Mexico- Alebrijes

MEXICO: Alebrijes are mythical-type creatures and spirit animals. You may remember the alebrije Dante if you have seen the movie Coco. The origin of this art had an interesting beginning (read below). Fifth graders created their own alebrije out of papier-mâché.

“In 1936, when he was 30 years old, [Pedro] Linares fell ill with a high fever, which caused him to hallucinate. In his fever dreams, he was in a forest with rocks and clouds, many of which turned into wild, unnaturally colored creatures, frequently featuring wings, horns, tails, fierce teeth and bulging eyes. He heard a crowd of voices repeating the nonsense word “alebrije.” After he recovered, he began to re-create the creatures he’d seen, using papier-mâché and cardboard” (Source).

Mexico- Día de los Muertos

MEXICO: El Día de los Muertos (the Day of the Dead) is a day to honor family members who have passed away. This tradition dates back to the Aztecs. People believe that spirits come back to visit us from Oct. 31-Nov. 2nd. The skeletons you see are very happy to be reunited with their loved ones.

People make ofrendas, or altars, in their homes to remember and honor their dearly departed. The movie Coco is a great introduction to this Mexican holiday, as well as the cortometraje/ short film below. Keep scrolling to see an infographic contrasting Halloween and the Day of the Dead–they are not the same!

LINKS: Article- Muy Bueno; 24 Day of the Dead Activities for Kids; Jigsaw Puzzle; Customs & Traditions (SpanishMama); Day of the Dead, Day of the Dead- Flavor; Day of the Dead; Receta de Pan de Muerto; Image #1, Image #2, Image #3, Image #4

Movies & Songs

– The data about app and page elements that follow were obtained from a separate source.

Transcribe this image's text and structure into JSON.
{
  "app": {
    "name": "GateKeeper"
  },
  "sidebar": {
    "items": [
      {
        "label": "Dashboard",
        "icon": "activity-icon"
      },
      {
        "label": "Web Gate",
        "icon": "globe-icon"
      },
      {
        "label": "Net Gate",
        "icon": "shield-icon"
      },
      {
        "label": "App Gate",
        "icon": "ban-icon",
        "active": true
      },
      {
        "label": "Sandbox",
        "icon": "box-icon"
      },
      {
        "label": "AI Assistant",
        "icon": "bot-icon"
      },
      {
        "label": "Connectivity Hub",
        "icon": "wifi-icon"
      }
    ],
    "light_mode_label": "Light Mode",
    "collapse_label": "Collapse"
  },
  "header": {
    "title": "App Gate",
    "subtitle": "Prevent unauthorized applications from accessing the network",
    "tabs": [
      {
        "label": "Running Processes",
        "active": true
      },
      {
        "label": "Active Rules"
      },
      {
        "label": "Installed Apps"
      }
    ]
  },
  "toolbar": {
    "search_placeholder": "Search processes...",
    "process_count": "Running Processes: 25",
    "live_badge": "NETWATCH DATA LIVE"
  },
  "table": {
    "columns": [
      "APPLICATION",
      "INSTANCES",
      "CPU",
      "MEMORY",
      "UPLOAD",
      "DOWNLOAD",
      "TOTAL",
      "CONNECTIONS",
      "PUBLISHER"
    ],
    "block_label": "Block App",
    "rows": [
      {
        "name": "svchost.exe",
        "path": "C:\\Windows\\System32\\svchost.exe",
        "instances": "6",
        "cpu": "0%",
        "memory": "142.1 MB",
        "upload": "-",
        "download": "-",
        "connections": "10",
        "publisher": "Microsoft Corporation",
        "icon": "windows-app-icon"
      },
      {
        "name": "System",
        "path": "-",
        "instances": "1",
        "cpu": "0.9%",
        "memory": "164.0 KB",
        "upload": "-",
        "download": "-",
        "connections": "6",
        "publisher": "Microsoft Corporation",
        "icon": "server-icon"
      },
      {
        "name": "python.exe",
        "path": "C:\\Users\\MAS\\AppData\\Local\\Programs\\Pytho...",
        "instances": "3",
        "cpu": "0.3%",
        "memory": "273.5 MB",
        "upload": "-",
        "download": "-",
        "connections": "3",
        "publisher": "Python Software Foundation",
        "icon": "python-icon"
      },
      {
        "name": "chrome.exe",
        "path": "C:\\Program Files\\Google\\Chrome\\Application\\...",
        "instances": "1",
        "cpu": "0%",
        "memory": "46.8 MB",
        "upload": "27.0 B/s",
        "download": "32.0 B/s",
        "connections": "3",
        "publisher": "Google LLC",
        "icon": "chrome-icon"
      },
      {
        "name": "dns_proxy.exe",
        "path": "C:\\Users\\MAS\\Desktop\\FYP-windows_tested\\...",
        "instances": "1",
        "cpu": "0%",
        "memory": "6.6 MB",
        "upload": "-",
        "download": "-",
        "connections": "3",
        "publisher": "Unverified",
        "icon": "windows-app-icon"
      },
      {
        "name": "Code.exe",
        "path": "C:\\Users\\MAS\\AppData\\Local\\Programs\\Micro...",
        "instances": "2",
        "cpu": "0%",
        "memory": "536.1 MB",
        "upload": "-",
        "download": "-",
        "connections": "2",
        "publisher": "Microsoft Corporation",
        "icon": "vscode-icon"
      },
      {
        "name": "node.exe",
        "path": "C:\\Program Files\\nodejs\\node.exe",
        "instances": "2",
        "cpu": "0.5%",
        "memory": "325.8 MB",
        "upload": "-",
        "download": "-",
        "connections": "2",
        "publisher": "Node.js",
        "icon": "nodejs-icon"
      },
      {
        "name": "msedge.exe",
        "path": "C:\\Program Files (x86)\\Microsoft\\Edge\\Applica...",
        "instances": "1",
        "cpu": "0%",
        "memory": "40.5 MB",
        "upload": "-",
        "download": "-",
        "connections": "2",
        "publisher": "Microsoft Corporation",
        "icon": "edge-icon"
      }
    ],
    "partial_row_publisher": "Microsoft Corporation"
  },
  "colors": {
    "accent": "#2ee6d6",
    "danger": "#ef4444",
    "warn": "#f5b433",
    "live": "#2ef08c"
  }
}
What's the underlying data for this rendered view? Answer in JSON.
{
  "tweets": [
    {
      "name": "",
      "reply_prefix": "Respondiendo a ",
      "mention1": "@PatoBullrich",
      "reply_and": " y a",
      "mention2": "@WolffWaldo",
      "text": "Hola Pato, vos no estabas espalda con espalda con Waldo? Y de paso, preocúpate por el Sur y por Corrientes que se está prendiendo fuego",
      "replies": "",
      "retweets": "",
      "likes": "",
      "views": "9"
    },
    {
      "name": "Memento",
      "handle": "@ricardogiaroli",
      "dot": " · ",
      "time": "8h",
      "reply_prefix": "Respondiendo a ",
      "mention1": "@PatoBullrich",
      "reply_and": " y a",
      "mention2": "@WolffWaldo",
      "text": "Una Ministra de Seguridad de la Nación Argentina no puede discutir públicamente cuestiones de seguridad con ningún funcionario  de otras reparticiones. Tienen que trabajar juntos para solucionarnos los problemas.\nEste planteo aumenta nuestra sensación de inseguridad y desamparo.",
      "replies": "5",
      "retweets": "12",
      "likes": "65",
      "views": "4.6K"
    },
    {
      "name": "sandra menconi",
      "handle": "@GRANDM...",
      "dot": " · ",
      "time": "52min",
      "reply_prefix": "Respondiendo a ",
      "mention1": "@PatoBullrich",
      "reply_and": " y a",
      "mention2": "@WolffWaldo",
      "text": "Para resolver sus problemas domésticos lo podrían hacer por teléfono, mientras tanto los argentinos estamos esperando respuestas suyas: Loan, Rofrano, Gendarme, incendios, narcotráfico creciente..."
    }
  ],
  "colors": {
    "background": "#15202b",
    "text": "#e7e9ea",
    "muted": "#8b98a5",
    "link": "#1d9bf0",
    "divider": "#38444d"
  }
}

Read Alouds & Coloring Sheets

In Guatemala…

DIY- Flowers, Makeup, & Papel Picado

Halloween vs. Día de Muertos

Full article & credit HERE.